When observing the skies from our southern latitude this month, you will find the second brightest star, Canopus, in the constellation Carina sitting high in the sky, while Sirius, the brightest star in the entire night sky, is almost overhead. Orion dominates the view with its brightest stars, supergiants blue-white Rigel and red Betelgeuse, also high up, and the Orion Nebula (M42) placed high within the constellation.
The prominent ‘V’ shape of the Hyades open star cluster in Taurus is a fine sight to the naked eye or through binoculars, with nearby Aldebaran, the brightest star in the constellation, shining with a red-orange tint lower in the north. The Large Magellanic Cloud in the constellation Dorado can be seen with binoculars on January evenings. Among its sparkling stars you will find the Tarantula Nebula (NGC 2070), which appears to the naked eye as a glowing patch the size of the full moon.
On Saturday, January 11, we will see a full moon, and throughout January Venus will be a brilliant object in the western sky and will be seen close to the moon on January 28.
The Mornington Peninsula Astronomical Society will be holding its Summer Series public stargazing nights on Friday, January 3, Saturday, January 4, Friday, January 10, and Friday, January 17, at the MPAS Observatory at The Briars in Mount Martha. These start at 8pm with a multimedia talk and Q&A before moving outside to view the moon, planets, stars and clusters through a wide array of telescopes supplied by the society and members. These nights are great fun for the whole family; even the littlies get a thrill from holding a meteorite or looking through a telescope.
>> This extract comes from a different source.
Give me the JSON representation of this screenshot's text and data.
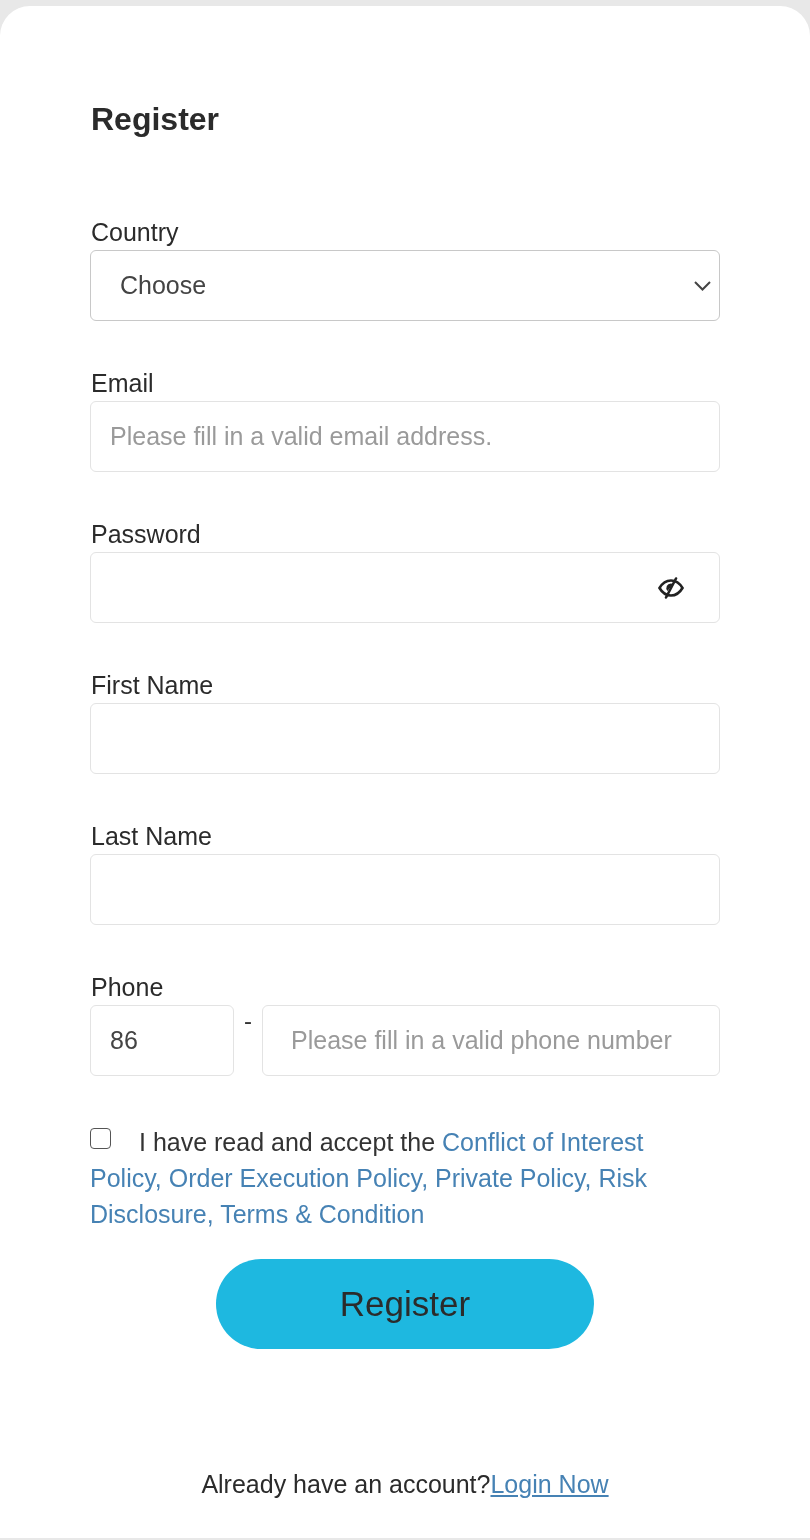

On January 15, the MPAS will show a video talk hosted by the Royal Society of Victoria by the University of Melbourne’s Associate Professor Duane Hamacher on the subject of Australian Indigenous astronomy, and the public are welcome to attend.